→ What is being asked:
Give back every entry, copied exactly.

→ Collection entries:
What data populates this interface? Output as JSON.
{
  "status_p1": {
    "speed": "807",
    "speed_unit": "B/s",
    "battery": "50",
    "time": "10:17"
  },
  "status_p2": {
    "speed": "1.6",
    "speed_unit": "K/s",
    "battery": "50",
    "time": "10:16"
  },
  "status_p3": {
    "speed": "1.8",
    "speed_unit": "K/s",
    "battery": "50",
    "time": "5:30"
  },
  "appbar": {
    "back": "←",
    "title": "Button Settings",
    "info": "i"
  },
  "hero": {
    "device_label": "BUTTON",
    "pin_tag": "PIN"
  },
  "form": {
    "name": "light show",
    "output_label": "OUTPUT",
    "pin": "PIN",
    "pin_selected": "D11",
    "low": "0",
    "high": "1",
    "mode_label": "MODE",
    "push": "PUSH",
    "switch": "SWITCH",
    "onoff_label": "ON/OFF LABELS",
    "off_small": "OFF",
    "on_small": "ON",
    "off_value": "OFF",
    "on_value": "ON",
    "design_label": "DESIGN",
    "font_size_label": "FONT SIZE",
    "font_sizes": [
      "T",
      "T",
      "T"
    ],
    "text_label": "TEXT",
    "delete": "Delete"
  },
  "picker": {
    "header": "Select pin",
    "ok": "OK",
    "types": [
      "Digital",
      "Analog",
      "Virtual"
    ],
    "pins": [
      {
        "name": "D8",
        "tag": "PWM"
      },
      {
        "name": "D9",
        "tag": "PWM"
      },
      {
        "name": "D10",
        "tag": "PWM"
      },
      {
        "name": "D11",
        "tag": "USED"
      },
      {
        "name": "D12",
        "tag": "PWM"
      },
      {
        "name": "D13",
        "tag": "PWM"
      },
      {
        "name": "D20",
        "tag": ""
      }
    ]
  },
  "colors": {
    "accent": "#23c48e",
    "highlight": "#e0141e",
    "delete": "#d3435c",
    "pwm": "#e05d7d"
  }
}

→ Answer area:
What data populates this interface? Output as JSON.
{
  "status_p1": {
    "speed": "807",
    "speed_unit": "B/s",
    "battery": "50",
    "time": "10:17"
  },
  "status_p2": {
    "speed": "1.6",
    "speed_unit": "K/s",
    "battery": "50",
    "time": "10:16"
  },
  "status_p3": {
    "speed": "1.8",
    "speed_unit": "K/s",
    "battery": "50",
    "time": "5:30"
  },
  "appbar": {
    "back": "←",
    "title": "Button Settings",
    "info": "i"
  },
  "hero": {
    "device_label": "BUTTON",
    "pin_tag": "PIN"
  },
  "form": {
    "name": "light show",
    "output_label": "OUTPUT",
    "pin": "PIN",
    "pin_selected": "D11",
    "low": "0",
    "high": "1",
    "mode_label": "MODE",
    "push": "PUSH",
    "switch": "SWITCH",
    "onoff_label": "ON/OFF LABELS",
    "off_small": "OFF",
    "on_small": "ON",
    "off_value": "OFF",
    "on_value": "ON",
    "design_label": "DESIGN",
    "font_size_label": "FONT SIZE",
    "font_sizes": [
      "T",
      "T",
      "T"
    ],
    "text_label": "TEXT",
    "delete": "Delete"
  },
  "picker": {
    "header": "Select pin",
    "ok": "OK",
    "types": [
      "Digital",
      "Analog",
      "Virtual"
    ],
    "pins": [
      {
        "name": "D8",
        "tag": "PWM"
      },
      {
        "name": "D9",
        "tag": "PWM"
      },
      {
        "name": "D10",
        "tag": "PWM"
      },
      {
        "name": "D11",
        "tag": "USED"
      },
      {
        "name": "D12",
        "tag": "PWM"
      },
      {
        "name": "D13",
        "tag": "PWM"
      },
      {
        "name": "D20",
        "tag": ""
      }
    ]
  },
  "colors": {
    "accent": "#23c48e",
    "highlight": "#e0141e",
    "delete": "#d3435c",
    "pwm": "#e05d7d"
  }
}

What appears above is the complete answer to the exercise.